══ Material for this task ══

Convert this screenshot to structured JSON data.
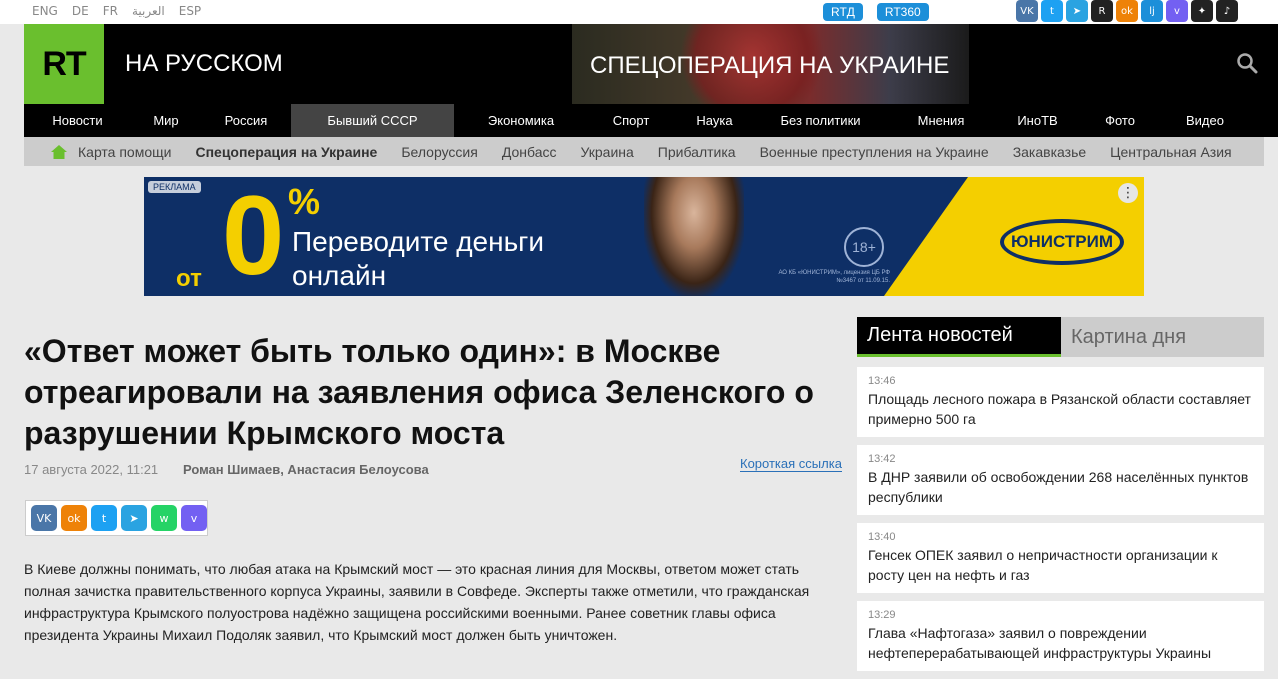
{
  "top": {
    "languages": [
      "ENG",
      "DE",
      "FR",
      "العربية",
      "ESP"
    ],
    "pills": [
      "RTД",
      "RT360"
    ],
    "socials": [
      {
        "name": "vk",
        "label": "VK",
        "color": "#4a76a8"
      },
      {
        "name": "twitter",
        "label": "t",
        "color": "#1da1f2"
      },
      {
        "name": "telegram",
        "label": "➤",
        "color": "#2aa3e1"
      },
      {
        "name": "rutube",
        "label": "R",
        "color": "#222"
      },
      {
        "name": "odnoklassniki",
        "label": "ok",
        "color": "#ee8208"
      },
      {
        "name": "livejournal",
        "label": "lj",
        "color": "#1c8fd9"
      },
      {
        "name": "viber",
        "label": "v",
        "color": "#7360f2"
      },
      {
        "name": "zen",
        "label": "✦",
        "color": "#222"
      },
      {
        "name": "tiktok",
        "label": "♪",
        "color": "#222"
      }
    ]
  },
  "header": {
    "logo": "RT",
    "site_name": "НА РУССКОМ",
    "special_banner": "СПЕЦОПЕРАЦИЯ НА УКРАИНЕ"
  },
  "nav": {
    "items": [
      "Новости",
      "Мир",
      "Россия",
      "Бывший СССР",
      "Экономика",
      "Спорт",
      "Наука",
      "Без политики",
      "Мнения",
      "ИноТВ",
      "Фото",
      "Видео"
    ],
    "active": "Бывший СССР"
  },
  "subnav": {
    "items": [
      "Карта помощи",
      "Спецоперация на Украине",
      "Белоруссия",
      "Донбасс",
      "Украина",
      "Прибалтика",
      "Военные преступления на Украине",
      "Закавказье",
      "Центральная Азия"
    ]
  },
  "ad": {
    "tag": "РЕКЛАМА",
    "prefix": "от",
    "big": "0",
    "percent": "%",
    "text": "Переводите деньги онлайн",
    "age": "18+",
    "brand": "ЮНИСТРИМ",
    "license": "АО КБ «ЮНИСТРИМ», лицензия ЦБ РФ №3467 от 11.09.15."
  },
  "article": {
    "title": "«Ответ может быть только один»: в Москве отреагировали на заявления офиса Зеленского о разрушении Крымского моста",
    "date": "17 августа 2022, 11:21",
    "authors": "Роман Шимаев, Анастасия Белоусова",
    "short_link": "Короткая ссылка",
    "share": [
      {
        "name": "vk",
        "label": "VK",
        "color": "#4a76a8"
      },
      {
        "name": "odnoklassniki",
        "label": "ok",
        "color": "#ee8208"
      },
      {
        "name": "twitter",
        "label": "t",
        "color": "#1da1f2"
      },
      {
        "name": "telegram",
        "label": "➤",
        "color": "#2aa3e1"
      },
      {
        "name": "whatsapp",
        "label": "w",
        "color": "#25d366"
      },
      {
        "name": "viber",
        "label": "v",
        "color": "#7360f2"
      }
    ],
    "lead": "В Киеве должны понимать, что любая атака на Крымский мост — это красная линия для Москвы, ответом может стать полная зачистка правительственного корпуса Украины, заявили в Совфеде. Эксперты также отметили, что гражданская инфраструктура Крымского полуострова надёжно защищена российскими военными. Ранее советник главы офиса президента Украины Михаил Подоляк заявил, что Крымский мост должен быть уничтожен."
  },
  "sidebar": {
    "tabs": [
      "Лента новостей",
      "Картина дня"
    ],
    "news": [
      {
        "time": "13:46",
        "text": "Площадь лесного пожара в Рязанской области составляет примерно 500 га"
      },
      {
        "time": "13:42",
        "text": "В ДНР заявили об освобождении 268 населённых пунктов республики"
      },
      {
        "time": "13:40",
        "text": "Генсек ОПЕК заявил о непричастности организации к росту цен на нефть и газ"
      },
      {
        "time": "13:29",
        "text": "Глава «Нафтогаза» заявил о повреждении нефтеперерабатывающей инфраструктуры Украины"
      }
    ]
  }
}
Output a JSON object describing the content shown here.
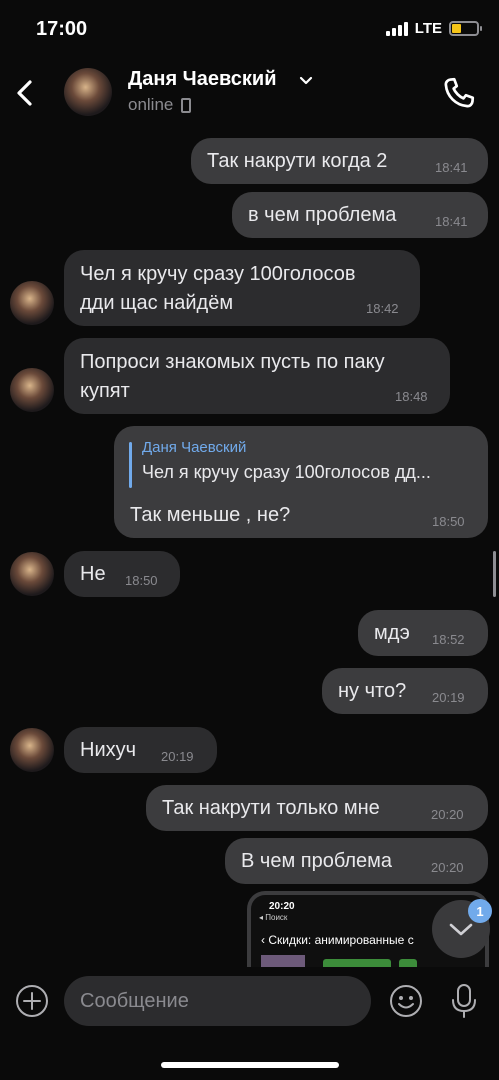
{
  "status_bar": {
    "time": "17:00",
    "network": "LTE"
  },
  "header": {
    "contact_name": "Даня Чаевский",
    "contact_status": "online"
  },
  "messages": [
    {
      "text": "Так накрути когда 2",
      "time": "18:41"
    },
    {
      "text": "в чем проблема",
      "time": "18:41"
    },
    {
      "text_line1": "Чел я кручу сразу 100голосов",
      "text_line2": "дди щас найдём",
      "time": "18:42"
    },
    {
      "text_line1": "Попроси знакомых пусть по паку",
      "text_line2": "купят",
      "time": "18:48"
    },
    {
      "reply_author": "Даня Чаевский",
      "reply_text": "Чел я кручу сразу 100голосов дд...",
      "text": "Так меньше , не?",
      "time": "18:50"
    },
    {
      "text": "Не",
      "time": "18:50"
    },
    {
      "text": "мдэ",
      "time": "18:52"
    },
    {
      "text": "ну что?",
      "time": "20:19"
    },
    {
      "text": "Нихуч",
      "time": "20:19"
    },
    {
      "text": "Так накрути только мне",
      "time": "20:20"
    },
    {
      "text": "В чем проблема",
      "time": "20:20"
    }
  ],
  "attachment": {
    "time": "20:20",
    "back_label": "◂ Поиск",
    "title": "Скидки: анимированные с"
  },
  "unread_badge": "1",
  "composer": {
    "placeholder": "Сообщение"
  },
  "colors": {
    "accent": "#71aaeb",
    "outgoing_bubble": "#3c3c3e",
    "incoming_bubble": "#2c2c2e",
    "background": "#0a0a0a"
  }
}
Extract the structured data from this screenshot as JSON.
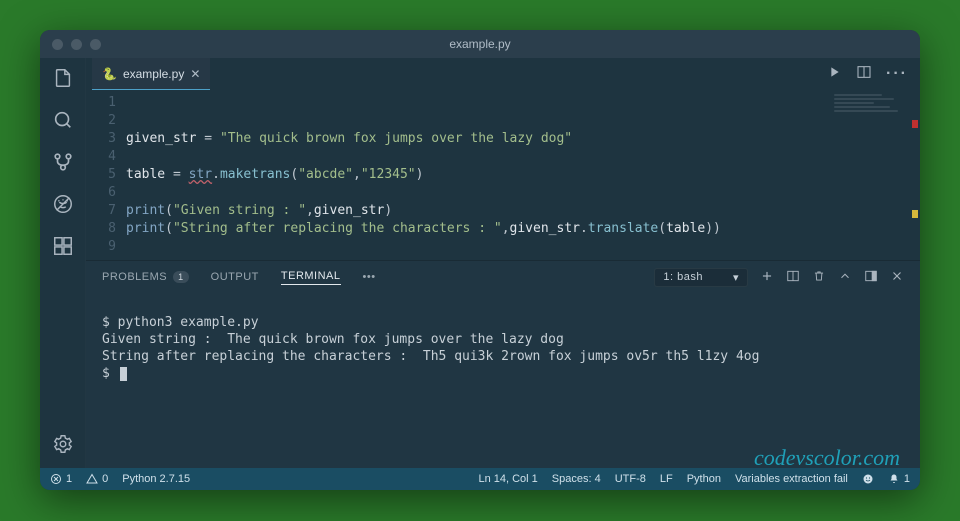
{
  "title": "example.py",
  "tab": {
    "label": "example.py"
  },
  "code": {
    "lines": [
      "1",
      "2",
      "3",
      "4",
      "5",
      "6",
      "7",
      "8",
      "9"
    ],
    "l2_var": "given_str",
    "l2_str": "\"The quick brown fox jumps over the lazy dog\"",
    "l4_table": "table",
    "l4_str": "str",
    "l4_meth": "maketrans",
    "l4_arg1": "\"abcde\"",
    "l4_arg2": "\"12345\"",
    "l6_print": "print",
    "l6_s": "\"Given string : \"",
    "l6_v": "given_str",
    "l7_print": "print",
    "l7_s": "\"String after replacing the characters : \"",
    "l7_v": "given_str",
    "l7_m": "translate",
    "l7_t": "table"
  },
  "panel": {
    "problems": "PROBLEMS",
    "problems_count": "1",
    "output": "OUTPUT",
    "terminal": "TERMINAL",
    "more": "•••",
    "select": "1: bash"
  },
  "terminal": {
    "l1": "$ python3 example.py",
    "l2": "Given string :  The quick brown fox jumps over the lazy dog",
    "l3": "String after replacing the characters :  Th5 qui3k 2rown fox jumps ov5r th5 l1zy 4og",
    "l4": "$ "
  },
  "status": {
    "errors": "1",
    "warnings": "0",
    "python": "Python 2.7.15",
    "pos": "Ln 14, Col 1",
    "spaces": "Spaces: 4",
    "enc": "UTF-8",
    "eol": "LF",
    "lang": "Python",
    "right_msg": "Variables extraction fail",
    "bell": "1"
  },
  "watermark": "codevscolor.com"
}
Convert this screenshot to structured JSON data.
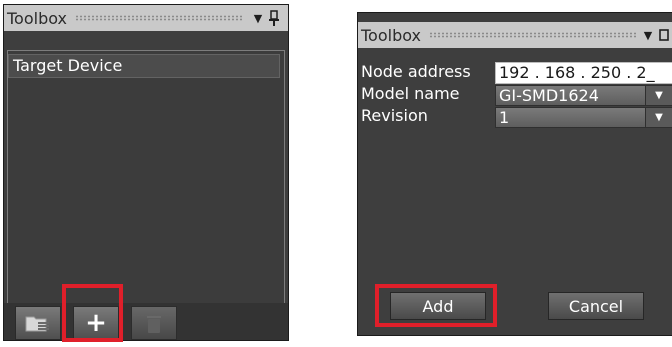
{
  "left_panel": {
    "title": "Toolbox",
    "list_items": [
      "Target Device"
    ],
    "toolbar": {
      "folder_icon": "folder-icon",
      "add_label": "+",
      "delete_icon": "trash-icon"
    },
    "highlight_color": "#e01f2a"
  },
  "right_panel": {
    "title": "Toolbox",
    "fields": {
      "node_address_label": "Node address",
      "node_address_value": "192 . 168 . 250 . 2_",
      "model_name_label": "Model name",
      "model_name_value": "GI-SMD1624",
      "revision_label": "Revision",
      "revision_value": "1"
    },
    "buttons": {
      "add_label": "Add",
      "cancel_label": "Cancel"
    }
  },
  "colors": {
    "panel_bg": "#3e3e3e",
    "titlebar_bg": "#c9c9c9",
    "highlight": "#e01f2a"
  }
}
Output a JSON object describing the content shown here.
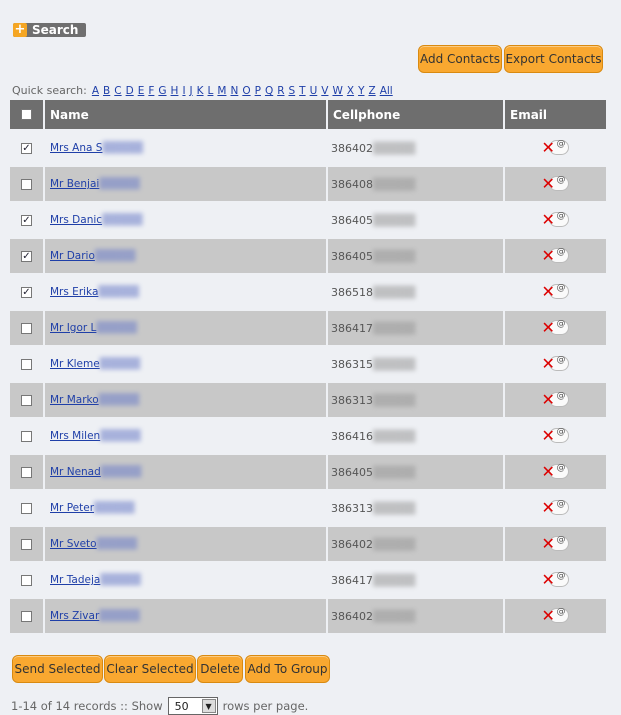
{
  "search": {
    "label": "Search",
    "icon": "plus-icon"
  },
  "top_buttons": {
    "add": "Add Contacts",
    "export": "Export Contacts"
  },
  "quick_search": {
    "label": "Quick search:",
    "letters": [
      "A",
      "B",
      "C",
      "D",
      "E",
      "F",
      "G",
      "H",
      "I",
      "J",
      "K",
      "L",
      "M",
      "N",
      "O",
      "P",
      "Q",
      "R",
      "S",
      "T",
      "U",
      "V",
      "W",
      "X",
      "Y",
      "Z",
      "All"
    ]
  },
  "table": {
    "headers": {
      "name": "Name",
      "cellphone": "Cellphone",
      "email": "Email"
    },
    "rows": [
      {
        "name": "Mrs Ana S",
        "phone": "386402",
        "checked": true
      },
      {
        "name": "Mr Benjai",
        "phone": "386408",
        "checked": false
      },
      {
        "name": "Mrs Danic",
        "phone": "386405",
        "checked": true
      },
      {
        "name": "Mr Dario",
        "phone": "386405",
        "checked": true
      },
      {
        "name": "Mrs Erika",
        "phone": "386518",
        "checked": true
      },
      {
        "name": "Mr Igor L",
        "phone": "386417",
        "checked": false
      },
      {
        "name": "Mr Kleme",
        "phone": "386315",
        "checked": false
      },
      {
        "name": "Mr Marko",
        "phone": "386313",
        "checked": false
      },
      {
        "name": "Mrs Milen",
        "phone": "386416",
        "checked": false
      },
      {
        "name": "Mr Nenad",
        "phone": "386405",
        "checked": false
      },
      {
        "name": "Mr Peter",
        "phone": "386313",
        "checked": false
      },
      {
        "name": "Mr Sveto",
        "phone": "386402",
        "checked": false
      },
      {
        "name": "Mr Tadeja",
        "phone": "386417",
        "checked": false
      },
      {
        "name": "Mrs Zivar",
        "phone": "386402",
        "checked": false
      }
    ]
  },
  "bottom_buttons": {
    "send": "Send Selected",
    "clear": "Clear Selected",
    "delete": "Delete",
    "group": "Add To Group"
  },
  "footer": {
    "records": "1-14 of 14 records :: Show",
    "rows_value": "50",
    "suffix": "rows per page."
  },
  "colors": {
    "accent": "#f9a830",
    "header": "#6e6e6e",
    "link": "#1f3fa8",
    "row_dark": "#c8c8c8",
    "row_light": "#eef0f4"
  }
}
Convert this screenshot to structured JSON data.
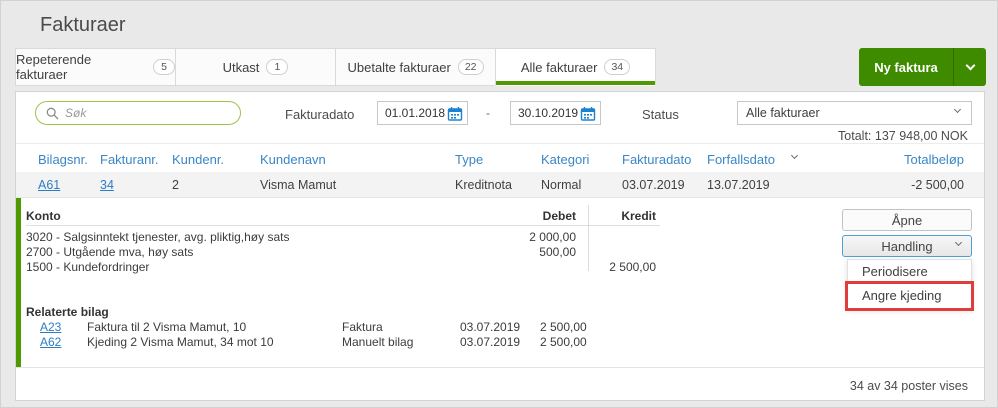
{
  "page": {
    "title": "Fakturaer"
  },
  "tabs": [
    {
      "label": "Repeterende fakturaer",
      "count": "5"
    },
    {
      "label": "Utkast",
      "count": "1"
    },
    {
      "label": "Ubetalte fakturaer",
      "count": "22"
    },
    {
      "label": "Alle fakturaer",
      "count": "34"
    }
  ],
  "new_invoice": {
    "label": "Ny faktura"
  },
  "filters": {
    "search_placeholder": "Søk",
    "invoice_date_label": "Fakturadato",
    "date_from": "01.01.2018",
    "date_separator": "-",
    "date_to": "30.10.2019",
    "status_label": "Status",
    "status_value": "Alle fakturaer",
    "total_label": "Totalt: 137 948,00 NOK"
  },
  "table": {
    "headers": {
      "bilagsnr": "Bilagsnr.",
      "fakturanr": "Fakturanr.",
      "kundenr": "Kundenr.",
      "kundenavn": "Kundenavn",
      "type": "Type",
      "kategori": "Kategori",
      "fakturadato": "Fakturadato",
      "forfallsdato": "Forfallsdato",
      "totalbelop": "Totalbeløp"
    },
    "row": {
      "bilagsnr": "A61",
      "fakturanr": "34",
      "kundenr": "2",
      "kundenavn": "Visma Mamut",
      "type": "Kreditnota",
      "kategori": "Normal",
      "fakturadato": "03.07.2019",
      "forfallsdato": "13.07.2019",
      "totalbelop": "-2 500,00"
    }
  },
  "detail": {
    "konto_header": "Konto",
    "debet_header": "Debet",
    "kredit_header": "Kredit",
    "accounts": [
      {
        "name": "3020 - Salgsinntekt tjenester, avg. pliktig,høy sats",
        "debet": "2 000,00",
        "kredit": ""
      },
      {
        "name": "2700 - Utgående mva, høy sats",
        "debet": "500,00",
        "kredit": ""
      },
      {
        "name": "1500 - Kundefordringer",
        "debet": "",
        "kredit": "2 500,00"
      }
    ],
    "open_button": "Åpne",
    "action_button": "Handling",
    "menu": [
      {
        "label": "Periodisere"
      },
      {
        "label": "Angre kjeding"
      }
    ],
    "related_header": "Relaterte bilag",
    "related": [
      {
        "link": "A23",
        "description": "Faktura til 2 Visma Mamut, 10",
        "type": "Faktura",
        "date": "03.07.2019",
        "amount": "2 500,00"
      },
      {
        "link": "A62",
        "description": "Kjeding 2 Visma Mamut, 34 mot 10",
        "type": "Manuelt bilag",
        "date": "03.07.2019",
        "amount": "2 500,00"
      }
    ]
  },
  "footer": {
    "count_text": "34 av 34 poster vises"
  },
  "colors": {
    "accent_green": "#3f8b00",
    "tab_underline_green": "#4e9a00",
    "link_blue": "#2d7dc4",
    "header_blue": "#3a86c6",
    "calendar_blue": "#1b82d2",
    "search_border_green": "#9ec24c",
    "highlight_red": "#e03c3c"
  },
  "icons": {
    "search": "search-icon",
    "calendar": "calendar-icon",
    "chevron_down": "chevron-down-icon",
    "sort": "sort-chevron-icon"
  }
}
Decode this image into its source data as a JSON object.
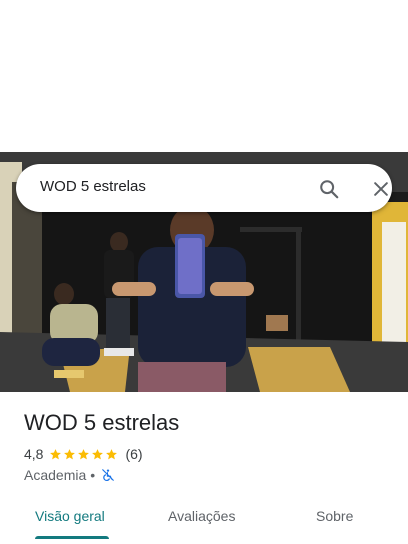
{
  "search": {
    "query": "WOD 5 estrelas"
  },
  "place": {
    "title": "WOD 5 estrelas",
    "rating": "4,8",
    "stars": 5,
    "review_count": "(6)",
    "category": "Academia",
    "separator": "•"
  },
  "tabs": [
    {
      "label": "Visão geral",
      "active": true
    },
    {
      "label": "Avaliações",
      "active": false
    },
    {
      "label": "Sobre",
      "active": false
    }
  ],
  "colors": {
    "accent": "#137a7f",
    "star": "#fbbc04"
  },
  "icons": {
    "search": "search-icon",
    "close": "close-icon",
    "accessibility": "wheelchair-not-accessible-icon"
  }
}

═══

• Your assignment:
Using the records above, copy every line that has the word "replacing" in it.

• Solution to the exercise:
    "l7_s": "\"String after replacing the characters : \"",
    "l3": "String after replacing the characters :  Th5 qui3k 2rown fox jumps ov5r th5 l1zy 4og",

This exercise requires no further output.